Every life is a story. It’s easier to understand someone when you know their story.

Why I Travel 13 Hours Alone with My Kids Every Chance I Get

Travelling with children, while definitely more of a mission, contradicts the old saying that “life is about the journey, not the destination.”

A Diverse Book for Preschoolers in Celebration of Multicultural Children's Book Day

A book that honestly and simply celebrates the every day diversity that children experience.

Why My African Feminist Mother Gave Me the Identity of My Father's Tribe

She gave me an identity so different from her own.

2 Children’s Books about Jamaica

Explore Jamaica with your child.

Costa Rica with Kids: Two Weeks of Family Travel

Two weeks of Pura Vida in a country with so much to offer families.

Should I Worry about My Child's Accent in Her Foreign Language?

See why Dr. Gupta takes offense to this question and where children learn accents from

How to raise trilingual kids when exposure to Dad's language is limited

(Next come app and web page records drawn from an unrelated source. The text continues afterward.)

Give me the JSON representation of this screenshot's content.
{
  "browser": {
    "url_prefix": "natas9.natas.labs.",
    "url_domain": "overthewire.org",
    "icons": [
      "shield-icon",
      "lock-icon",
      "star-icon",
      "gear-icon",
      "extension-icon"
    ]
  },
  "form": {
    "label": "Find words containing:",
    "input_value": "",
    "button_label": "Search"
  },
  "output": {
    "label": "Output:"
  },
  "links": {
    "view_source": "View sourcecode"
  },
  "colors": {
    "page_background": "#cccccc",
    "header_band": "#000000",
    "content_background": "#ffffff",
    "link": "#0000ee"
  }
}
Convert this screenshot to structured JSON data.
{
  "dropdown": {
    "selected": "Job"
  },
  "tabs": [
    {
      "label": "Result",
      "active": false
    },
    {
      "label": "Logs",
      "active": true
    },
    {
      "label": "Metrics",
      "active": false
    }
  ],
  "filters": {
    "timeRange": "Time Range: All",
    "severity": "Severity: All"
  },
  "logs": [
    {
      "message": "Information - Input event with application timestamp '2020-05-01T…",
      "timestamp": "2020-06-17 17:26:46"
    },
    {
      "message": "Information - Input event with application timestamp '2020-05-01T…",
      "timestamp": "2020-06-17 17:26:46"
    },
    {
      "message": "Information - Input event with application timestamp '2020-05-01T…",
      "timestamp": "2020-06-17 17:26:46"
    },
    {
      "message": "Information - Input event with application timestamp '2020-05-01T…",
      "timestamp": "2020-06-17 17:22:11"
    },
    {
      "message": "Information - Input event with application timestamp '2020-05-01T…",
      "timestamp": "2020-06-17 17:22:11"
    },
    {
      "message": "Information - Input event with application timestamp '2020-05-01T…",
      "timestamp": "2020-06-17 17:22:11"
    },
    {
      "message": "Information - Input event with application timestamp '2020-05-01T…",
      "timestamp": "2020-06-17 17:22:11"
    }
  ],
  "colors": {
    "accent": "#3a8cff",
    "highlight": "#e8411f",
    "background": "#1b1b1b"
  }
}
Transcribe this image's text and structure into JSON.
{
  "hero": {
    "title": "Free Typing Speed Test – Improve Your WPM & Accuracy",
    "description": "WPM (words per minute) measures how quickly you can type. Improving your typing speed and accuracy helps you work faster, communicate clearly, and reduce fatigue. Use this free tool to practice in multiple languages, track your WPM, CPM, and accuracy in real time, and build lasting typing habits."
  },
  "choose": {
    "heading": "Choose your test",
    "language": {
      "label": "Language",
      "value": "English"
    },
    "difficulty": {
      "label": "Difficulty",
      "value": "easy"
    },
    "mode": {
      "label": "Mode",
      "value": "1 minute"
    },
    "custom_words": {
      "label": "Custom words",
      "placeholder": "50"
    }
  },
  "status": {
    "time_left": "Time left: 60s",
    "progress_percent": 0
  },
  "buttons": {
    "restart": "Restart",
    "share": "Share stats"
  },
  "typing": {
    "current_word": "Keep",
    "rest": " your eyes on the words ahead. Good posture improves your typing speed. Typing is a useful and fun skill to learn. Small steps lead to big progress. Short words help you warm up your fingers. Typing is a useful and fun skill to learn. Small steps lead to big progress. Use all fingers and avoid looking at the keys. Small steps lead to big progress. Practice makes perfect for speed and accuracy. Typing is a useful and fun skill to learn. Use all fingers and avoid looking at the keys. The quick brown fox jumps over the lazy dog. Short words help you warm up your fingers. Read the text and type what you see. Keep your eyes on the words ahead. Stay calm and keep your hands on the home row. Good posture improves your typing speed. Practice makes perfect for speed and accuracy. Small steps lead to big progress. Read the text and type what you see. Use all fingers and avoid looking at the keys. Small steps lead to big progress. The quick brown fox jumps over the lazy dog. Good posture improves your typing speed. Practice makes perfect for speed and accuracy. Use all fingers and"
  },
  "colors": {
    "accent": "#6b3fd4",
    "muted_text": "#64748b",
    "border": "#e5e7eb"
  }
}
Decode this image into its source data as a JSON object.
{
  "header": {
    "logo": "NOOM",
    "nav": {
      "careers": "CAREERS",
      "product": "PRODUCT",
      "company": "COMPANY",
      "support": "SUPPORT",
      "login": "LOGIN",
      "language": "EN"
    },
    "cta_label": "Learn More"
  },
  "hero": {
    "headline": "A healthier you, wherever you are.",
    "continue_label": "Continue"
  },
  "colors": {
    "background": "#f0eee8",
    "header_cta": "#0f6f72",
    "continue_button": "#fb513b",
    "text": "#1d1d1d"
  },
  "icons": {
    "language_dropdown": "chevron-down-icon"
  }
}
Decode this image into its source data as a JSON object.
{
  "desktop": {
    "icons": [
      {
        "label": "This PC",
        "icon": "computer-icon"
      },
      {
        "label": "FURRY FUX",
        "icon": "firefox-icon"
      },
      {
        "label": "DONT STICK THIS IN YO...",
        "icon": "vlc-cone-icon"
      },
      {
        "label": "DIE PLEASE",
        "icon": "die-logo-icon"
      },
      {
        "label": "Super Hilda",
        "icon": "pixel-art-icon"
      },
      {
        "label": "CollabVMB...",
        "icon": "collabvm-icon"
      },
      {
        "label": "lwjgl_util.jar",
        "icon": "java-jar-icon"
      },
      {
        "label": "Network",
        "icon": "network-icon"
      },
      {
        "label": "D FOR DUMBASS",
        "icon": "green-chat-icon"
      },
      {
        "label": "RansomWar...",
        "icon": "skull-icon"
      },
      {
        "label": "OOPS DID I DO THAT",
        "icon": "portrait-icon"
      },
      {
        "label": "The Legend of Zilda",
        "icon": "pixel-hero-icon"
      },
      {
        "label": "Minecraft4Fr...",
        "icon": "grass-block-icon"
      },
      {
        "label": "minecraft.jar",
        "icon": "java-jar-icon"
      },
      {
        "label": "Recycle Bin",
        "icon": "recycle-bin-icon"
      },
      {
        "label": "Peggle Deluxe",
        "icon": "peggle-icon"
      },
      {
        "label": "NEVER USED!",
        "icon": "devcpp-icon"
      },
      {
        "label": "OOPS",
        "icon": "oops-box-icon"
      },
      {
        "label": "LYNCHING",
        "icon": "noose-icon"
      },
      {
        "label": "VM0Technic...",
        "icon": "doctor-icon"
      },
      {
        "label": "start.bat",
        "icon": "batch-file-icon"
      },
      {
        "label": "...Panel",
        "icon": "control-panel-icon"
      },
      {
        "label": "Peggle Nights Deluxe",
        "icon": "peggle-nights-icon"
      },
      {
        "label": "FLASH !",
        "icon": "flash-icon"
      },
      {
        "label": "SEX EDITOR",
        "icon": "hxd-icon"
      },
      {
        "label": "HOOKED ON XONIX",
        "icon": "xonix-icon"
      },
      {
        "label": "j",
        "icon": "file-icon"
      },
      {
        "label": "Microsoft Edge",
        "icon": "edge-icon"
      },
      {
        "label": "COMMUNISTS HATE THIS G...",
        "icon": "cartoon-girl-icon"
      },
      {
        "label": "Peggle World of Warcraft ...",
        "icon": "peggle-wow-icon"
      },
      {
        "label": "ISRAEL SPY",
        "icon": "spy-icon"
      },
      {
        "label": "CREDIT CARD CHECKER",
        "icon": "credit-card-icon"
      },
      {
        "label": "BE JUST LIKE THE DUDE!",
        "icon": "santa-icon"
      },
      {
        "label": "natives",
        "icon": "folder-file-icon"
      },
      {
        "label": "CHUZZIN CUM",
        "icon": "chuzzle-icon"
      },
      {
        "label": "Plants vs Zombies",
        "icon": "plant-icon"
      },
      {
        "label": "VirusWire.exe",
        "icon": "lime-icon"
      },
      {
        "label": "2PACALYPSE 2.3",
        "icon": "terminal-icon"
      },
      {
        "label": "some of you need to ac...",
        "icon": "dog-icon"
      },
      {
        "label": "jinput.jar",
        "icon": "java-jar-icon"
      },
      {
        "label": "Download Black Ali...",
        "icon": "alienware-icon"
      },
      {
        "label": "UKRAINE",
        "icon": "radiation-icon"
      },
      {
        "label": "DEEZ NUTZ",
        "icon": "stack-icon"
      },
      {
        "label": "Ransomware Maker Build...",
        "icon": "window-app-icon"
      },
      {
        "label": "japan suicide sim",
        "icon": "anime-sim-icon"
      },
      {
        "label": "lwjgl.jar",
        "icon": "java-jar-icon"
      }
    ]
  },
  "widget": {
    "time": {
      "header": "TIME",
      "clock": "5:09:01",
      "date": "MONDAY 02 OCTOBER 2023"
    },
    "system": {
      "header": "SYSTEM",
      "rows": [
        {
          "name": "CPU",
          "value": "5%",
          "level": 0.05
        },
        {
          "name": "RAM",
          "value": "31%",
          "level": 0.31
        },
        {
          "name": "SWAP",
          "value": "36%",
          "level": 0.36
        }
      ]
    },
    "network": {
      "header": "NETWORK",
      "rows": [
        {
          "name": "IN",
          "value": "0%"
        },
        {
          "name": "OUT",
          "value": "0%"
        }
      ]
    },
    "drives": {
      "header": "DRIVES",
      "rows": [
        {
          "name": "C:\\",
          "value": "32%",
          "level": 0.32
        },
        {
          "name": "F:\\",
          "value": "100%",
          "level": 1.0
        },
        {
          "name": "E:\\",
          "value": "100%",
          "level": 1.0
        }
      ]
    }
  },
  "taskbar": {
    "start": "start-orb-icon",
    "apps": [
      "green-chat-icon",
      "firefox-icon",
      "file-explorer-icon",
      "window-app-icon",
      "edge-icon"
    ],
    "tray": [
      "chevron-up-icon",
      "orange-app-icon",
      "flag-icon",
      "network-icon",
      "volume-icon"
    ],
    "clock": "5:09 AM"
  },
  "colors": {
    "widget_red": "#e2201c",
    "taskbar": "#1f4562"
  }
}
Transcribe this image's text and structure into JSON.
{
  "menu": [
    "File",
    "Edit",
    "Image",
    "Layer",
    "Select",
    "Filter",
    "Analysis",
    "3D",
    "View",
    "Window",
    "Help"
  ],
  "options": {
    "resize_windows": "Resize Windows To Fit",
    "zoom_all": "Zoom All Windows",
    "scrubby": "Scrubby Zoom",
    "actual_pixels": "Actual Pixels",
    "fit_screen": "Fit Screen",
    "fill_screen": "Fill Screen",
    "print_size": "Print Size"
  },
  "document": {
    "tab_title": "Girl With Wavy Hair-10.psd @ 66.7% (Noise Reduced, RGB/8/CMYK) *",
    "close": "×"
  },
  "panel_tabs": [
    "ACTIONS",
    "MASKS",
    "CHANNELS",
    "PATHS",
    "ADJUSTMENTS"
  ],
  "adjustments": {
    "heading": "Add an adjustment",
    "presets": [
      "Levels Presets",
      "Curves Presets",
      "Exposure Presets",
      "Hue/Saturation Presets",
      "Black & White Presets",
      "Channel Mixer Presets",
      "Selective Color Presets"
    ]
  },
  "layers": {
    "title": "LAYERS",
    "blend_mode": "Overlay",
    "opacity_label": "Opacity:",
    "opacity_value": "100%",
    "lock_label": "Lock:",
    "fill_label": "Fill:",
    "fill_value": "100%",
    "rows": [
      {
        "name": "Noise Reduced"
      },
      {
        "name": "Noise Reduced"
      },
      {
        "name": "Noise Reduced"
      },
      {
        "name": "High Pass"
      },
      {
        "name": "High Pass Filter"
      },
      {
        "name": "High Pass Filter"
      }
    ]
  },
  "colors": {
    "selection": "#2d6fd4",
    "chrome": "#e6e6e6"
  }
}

My kids only get 1-2 hours of the minority language per day-help!
[…] in their homes even if the US is an anomaly. Here are two articles on co-sleeping (click here and here) and one “Dear Abby” (click […...
From The West’s Strange Relationship to Babies and Sleep
Hi...I am an Asian who was adopted and raised by Caucasian American missionaries in South America. I have two kids-my daughter is 16 and my son is 11. When I had my first baby I too was indoctrinate...
From The West’s Strange Relationship to Babies and Sleep
This Karina, the Karina from the article. I'm now 13. It took this article was written 3 years ago and barely coming across it right now. I was originally trying to look for my folkloric pictures fo...
From How This Single Working Mom Raised a Trilingual Kid
Nice recipe, thank for shari...
From Vaisakhi Recipe: Sarson Ka Sag
I've been in Germany Ten years now, Lived in Frankfurt and Stuttgart, specifically Leonberg. In Frankfurt I was shocked by how unfriendly the People were, how aggressive their Drivers, but in Leonbe...
From Are Germans Really Rude?
At DreamAfrica, we are a streaming app for animations and films from around the world. We celebrate cultural representation in digital media and invite you to download and share our DreamAfrica appp...
From What We Are Not About
Imagine those people who work at your typical IT Department, yeah those weirdos with low EQ, no manners, no social skills; indeed those who kiss the bosses' ass when it's convenient, but get offend...
From Are Germans Really Rude?
I contacted the editor of this magazine (Stephanie) and she told me she'd inform Jan about this article. I have since changed my mind about going to Germany because of Merkel's policies, and this i...
From Are Germans Really Rude?

More I Need Help! Ask A Linguist